EXCERPTED DATA:
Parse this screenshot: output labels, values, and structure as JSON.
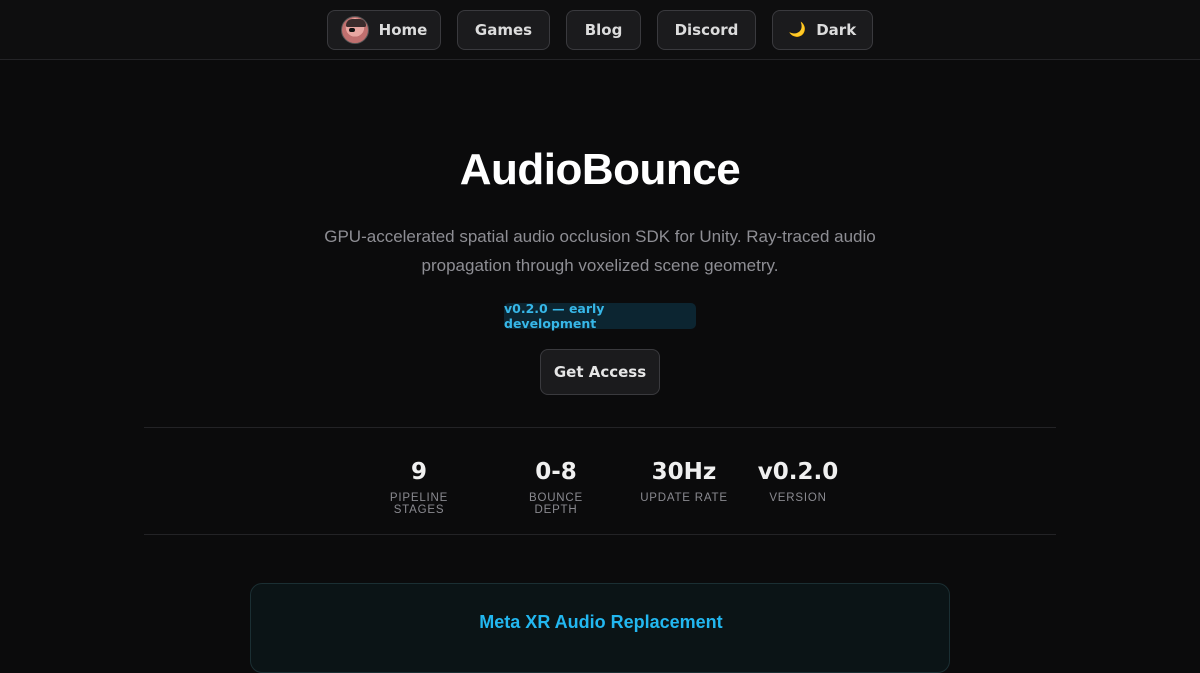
{
  "nav": {
    "home_label": "Home",
    "games_label": "Games",
    "blog_label": "Blog",
    "discord_label": "Discord",
    "theme_icon": "moon-icon",
    "theme_glyph": "🌙",
    "theme_label": "Dark"
  },
  "hero": {
    "title": "AudioBounce",
    "description": "GPU-accelerated spatial audio occlusion SDK for Unity. Ray-traced audio propagation through voxelized scene geometry.",
    "badge": "v0.2.0 — early development",
    "cta_label": "Get Access"
  },
  "stats": [
    {
      "value": "9",
      "label": "PIPELINE STAGES"
    },
    {
      "value": "0-8",
      "label": "BOUNCE DEPTH"
    },
    {
      "value": "30Hz",
      "label": "UPDATE RATE"
    },
    {
      "value": "v0.2.0",
      "label": "VERSION"
    }
  ],
  "feature_card": {
    "title": "Meta XR Audio Replacement"
  },
  "colors": {
    "background": "#0b0b0c",
    "accent": "#22b7f0",
    "badge_bg": "#0c2531",
    "button_bg": "#1b1b1d"
  }
}
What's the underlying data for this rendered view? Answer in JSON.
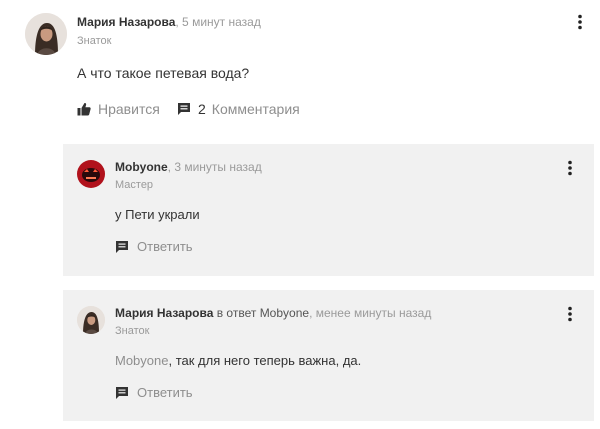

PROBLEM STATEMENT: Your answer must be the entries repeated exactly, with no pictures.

TASK ANSWER:
Parse this screenshot: output labels, values, and structure as JSON.
{
  "nav": {
    "home_label": "Home",
    "games_label": "Games",
    "blog_label": "Blog",
    "discord_label": "Discord",
    "theme_icon": "moon-icon",
    "theme_glyph": "🌙",
    "theme_label": "Dark"
  },
  "hero": {
    "title": "AudioBounce",
    "description": "GPU-accelerated spatial audio occlusion SDK for Unity. Ray-traced audio propagation through voxelized scene geometry.",
    "badge": "v0.2.0 — early development",
    "cta_label": "Get Access"
  },
  "stats": [
    {
      "value": "9",
      "label": "PIPELINE STAGES"
    },
    {
      "value": "0-8",
      "label": "BOUNCE DEPTH"
    },
    {
      "value": "30Hz",
      "label": "UPDATE RATE"
    },
    {
      "value": "v0.2.0",
      "label": "VERSION"
    }
  ],
  "feature_card": {
    "title": "Meta XR Audio Replacement"
  },
  "colors": {
    "background": "#0b0b0c",
    "accent": "#22b7f0",
    "badge_bg": "#0c2531",
    "button_bg": "#1b1b1d"
  }
}
What's the underlying data for this rendered view? Answer in JSON.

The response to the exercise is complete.